Lesser breakouts of the disease caused the death and slaughter of over 10,000 cows before being put under control. (One theory is that infected herds from Cameroon were introduced as their owners tried to escape the inevitable slaughter of their herds.) During the dry season of 1983, coincidentally, after huge brush fires had diminished grazing area, cattle herders were forced to drive cattle to a limited amount of areas in search of water. Because of the fires, malnutrition was also a problem at this time, and when combined with the density of cows, led to a huge outbreak.
In 1982, a combined 826 cows died in Nigeria as a direct result of Rinderpest, and from slaughters aimed towards preventing its spread. In 1983, this figure skyrocketed as a result of combined factors. How high? In 1983, this number surpassed 418,000. Vaccine use was implemented, (nearly 9 million cows were vaccinated) but not in time to prevent the ENOURMOUS cost to the country of Nigeria.

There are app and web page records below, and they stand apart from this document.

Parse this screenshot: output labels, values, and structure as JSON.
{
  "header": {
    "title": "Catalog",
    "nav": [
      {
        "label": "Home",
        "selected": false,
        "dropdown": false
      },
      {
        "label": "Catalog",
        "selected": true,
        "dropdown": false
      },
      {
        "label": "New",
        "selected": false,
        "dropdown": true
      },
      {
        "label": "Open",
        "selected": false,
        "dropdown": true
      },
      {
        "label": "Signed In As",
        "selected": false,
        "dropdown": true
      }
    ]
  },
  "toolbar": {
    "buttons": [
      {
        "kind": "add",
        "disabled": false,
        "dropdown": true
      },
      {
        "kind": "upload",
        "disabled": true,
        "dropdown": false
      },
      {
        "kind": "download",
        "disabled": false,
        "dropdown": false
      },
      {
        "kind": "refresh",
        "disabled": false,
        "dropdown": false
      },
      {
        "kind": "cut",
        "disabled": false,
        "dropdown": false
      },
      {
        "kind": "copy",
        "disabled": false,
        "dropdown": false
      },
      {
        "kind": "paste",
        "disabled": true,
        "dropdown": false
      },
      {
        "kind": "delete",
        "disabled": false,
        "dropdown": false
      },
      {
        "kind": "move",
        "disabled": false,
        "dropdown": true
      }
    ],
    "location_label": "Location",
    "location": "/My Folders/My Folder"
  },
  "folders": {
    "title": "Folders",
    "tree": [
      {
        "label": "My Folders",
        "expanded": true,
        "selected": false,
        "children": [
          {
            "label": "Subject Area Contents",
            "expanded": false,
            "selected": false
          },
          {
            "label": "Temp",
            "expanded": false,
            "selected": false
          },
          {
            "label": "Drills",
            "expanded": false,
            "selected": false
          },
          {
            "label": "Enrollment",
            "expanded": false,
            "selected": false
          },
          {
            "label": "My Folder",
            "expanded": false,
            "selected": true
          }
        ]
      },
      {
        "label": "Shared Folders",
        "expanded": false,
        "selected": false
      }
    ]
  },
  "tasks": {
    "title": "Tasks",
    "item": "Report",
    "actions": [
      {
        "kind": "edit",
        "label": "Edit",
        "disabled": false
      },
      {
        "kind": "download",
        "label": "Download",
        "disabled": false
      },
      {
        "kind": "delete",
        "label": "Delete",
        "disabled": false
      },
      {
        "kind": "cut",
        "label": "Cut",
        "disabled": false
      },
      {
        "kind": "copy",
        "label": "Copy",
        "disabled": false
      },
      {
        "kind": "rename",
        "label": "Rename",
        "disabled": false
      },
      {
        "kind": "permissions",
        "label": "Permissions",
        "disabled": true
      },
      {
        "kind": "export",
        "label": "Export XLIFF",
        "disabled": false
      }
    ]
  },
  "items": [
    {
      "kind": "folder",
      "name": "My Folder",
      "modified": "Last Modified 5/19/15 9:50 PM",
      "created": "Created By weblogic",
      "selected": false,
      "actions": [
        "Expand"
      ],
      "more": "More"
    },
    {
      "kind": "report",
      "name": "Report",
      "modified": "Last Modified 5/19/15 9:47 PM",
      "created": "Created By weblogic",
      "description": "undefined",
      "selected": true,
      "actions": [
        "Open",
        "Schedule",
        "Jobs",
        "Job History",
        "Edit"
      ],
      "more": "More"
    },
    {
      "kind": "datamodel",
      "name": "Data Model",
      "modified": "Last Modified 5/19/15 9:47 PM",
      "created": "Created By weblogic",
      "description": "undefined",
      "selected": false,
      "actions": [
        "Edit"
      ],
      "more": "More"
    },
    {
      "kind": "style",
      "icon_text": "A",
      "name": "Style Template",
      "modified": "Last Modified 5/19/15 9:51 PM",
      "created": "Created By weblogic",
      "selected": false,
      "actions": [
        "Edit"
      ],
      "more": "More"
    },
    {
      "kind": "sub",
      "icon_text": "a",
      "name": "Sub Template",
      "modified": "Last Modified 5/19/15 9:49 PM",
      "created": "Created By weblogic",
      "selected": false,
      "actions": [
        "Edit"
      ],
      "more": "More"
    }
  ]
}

When all areas of profit loss, preventative, slaughter and other costs were combined, this epidemic took a huge toll on the country. About 304 million dollars in cattle were lost, 140 million dollars lost as a result of active cattle infections, 100 million lost in disease surveillance, 90 million lost in working hours, 303 million lost in cattle replacement costs, and an astounding 577 million in losses due to reduced value of Nigerian cattle, the need for important milk and meat, and other national costs. Overall, the estimated monetary loss for Nigeria totaled 1.5 billion dollars.